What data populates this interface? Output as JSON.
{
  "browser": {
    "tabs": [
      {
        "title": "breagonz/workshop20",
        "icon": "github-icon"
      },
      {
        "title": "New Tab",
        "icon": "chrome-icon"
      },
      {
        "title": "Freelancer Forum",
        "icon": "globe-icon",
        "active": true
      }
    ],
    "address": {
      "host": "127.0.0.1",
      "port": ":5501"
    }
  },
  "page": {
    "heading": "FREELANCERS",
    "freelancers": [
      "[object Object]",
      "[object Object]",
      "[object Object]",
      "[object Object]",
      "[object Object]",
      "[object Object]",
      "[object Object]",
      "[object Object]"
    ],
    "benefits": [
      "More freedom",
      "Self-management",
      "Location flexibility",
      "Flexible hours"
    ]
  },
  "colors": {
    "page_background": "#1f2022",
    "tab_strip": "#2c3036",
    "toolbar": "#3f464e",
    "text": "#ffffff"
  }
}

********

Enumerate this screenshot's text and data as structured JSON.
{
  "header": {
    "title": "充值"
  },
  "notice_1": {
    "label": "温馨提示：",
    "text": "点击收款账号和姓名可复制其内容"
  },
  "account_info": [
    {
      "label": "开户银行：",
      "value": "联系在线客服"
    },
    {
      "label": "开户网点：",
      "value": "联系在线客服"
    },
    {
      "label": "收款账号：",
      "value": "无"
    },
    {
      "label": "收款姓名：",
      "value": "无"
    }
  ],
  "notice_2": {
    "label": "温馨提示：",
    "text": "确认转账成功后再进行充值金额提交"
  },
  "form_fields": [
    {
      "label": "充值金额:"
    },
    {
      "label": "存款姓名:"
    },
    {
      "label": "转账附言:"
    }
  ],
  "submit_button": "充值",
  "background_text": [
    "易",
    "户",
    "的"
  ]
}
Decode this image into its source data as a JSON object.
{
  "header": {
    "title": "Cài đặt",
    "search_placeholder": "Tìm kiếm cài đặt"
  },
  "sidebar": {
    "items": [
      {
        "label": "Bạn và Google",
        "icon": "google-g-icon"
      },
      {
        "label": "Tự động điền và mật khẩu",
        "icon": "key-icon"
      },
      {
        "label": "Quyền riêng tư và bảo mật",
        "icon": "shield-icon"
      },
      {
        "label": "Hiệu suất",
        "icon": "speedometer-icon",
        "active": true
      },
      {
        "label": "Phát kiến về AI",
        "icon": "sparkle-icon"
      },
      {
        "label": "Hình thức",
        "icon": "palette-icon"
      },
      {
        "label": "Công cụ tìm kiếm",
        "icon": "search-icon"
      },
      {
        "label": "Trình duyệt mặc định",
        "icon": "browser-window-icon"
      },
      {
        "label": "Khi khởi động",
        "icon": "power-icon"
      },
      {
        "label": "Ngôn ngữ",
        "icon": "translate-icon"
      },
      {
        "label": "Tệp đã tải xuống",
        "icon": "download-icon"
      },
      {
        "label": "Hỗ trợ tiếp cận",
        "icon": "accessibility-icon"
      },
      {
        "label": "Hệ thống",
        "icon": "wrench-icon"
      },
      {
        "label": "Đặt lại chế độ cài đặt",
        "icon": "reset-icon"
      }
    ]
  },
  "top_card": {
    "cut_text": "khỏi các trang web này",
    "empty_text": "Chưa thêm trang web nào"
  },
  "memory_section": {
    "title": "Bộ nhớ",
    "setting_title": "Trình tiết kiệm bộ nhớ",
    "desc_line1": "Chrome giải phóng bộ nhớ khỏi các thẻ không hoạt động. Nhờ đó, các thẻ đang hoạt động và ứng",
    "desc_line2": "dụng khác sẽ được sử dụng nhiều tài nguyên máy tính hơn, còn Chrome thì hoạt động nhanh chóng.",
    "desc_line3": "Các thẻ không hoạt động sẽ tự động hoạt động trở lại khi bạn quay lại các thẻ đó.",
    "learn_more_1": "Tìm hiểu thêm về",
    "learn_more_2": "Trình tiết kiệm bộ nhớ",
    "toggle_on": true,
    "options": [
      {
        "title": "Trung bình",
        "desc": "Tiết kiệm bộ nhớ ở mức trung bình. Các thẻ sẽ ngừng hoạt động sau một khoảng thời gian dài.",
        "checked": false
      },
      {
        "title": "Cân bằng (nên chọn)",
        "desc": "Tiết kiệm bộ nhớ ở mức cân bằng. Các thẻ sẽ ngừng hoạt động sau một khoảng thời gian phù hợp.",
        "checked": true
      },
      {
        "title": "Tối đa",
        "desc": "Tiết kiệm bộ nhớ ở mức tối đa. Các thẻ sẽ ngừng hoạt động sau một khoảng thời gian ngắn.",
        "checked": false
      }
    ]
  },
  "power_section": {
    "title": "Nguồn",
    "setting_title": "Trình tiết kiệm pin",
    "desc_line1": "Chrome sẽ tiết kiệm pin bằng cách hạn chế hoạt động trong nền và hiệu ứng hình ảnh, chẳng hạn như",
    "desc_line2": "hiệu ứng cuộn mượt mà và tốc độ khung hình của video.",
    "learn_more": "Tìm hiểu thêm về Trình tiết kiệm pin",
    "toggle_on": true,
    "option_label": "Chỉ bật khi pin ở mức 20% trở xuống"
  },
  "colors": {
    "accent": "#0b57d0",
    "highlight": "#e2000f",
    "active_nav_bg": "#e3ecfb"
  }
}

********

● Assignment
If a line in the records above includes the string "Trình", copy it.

● Written answer
        "label": "Trình duyệt mặc định",
    "setting_title": "Trình tiết kiệm bộ nhớ",
    "learn_more_2": "Trình tiết kiệm bộ nhớ",
    "setting_title": "Trình tiết kiệm pin",
    "learn_more": "Tìm hiểu thêm về Trình tiết kiệm pin",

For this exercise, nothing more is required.